With the BIOS settings complete we were able to successfully boot the Windows 7 Release Candidate DVD and installed Windows 7 onto the newly built PC. The unpacking process did take some time, but completed just before the end of our evening and we were able to get to the Windows 7 desktop and verify things worked correctly and the motherboard devices were all detected correctly with drivers by Windows. Of course with a working internet connection it would always be advisable to check online for upgraded drivers.
My thanks to Michael for an action packed evening to get a PC built from scratch and up and running Windows by the end.
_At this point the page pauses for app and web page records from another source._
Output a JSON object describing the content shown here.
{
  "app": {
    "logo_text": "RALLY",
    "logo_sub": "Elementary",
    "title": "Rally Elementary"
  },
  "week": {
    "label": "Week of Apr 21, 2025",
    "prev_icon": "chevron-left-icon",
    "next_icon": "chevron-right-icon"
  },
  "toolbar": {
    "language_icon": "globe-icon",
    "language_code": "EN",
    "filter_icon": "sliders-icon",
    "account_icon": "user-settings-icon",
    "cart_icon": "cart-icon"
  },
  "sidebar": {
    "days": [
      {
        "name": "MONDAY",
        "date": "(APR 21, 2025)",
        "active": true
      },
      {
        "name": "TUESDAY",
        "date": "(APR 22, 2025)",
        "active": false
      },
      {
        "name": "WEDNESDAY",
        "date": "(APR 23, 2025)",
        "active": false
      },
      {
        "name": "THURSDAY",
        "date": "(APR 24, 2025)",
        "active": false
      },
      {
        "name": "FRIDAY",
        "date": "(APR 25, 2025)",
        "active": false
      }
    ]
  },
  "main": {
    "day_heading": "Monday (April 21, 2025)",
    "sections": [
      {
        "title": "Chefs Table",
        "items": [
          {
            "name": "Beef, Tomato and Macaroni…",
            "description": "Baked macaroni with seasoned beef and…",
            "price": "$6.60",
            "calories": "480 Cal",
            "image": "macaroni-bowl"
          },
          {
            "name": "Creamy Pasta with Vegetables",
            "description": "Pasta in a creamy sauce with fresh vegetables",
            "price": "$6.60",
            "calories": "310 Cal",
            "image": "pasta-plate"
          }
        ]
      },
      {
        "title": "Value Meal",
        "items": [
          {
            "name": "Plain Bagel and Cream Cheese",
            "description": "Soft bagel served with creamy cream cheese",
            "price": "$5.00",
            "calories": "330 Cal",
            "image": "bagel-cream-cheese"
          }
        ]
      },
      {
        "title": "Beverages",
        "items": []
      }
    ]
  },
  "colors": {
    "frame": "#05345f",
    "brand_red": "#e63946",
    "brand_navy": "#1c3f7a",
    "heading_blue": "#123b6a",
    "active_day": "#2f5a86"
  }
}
I haven't built a PC for quite a while now and it was good to see what is new, and what is still the same!!
I'm writing this editorial this time since Gareth is travelling in USA at the moment and has just reached NY. The copy for the report on the last meeting and Frank's piece (from Frank initially of course) for the next meeting have been sent by Gareth via WiFi on a Greyhound bus, which must be a first for ICENI! The photos were sent from his i-phone.
|21 October||Cross Platform evening--|
"Programmes ported to Windows
Ovation Pro, Personal Accountz, DPlngscan, etc."
|18 November||Social Networking + Web applications|
(Facebook, Twitter etc.)
|16 December||Gadgets and Party evening||All|
|20 January||Social Evening TBA||All|
|17 February||Windows 7 "The Release"||Michael|
|17 March||Mac OSX update "Snow Leopard"||Gareth|
|21 April||AGM plus update on software |
iLife,Photodesk 3.09 etc.
Note the programme is flexible and in particular the February and March meetings may be swapped around.
Meetings are now on the Third Wednesday of the month unless otherwise stated.
Our meetings are held at the Bourne Vale Social Club, Halifax Road, Ipswich IP2 8RE , for a map and other details please see the website. http://icenicomputerclub.users.btopenworld.com
The first visit is free and subsequent visits for non - members is £2·50. The membership fee is £20 due from the AGM date in April, but may be reduced for those joining late in the year.
Continuing our publicity for EAUG events.
The next meeting is on
10th November "Remote connection/control of your PC "
There is now a full list of meetings up to the end of the year listed on their website.
Tea/coffee/biscuits usually available.
Visitors pay 2.00 GBP for the evening, which is deductible from the
normal joining subscription if you decide to join at a later date.
See the Membership page of the website for more information:
Meetings are at the Great Baddow Village Hall, on the second Tuesday of the month
opening at 7:30 p.m. for a start at 7:45 - 8:00 p.m.
For directions see below (note the new web addresses)
http://www.eaug.org.uk or 'phone one of the contacts on http://www.eaug.org.uk/ppl.htm
No further contact this month.
For information on this group we have added a link here
http://www.ipswichcc.co.uk They have now a brand new website although they don't have a link from their old website.
They also state that they have now a full membership.
"ICENI does not have any Insurance cover for computers or other equipment so please be advised that you bring machines to the club at your own risk."
However many household insurance policies will include cover away from home often with no increase in premium. (Ed.)
If anyone would like a copy of the CD of our old newsletters this could be arranged.
I am open to suggestions on what people would like to have included in the website.
Our website URL is
http://icenicomputerclub.users.btopenworld.com as a virtual domain,
it can also be reached using http://www.btinternet.com/~icenicomputerclub
Email to: firstname.lastname@example.org